JOURNALIST: Mr Swan, talking about the Treasury forecasts, why don’t you release structural forecasts under Statement 4?

TREASURER: Well I said yesterday that we would have a discussion paper on the structural balance and that discussion paper will be out soon.

JOURNALIST: With the declining tax base to the country, are you prepared to raise tax to pay for more social services?

TREASURER: We’ve made all our forecasts, they are there in the Budget; they are sustainable over time. No other government in our history has done what we have done in this recent Budget, which is bring the Budget back to surplus over time, consistent with policies that support jobs and growth, but also to make room in our Budget for these big structural reforms like DisabilityCare, and of course funding the School Improvement Program, by making savings and funding these over a ten year period. No other government in our history has done that and I’m really proud of it

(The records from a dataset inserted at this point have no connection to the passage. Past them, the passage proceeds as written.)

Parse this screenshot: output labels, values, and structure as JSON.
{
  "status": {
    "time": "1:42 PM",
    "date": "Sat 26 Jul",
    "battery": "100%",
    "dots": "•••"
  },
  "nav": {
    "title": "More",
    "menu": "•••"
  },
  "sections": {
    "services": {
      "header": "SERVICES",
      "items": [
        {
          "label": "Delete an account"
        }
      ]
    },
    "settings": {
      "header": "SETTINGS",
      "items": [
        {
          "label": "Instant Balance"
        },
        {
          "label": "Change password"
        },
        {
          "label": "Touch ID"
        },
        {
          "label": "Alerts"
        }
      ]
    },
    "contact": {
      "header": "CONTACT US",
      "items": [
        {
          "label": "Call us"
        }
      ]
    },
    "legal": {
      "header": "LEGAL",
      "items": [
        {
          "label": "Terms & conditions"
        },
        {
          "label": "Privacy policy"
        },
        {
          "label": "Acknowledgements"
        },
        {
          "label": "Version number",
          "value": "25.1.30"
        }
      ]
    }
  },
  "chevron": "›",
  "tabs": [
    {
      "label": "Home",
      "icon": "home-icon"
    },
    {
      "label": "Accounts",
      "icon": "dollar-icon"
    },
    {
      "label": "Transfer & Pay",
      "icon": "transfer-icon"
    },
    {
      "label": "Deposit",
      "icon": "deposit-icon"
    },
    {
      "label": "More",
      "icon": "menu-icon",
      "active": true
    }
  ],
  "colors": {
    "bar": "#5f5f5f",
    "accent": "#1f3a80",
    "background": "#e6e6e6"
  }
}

JOURNALIST: The Parliamentary Budget Office says there is structural deficit since 2007-08 because of reasons like income tax cuts and petrol excise. Was it a mistake to cut income tax cuts?

TREASURER: I’ve had a brief look at that material from the Parliamentary Budget Office and what it shows is that the structural deficit started as far back as 2001-02 and really accelerated under the final years of the Howard Costello Government when they went on a spending spree and they spent like drunken sailors. Of course, since that time, we’ve been putting in place $300 billion of structural saves, to support our Budget, to provide for good fiscal policy and to make room in the Budget for fundamental schemes to change our nation, like DisabilityCare and the School Improvement Program. We’re proud of that, we’ve done the right thing in terms of fiscal responsibility for the long-term, and we’ve done the right thing by the people that are here today when it comes to DisabilityCare. We’re doing the right thing by the parents of Australia and their kids to invest in their education for the long-term.

JOURNALIST: Treasurer, if tax rates had stayed the same would there [inaudible]?

TREASURER: We have put in place a range of tax changes over time which have provided significant benefit to low and middle income earners in our community and we’re proud of those. For example, one of the defining reforms of this Government is the tripling of the tax-free threshold which has been of enormous benefit to people on low and modest incomes in our community. It’s meant they’ve had more money in their hand and it’s given them incentive to go to work, to participate in the labour force. We’re proud of those tax cuts, we’re proud of the role they play in enhancing workforce participation and rewarding the hard work of so many millions of Australians who make our country strong.

Thank you.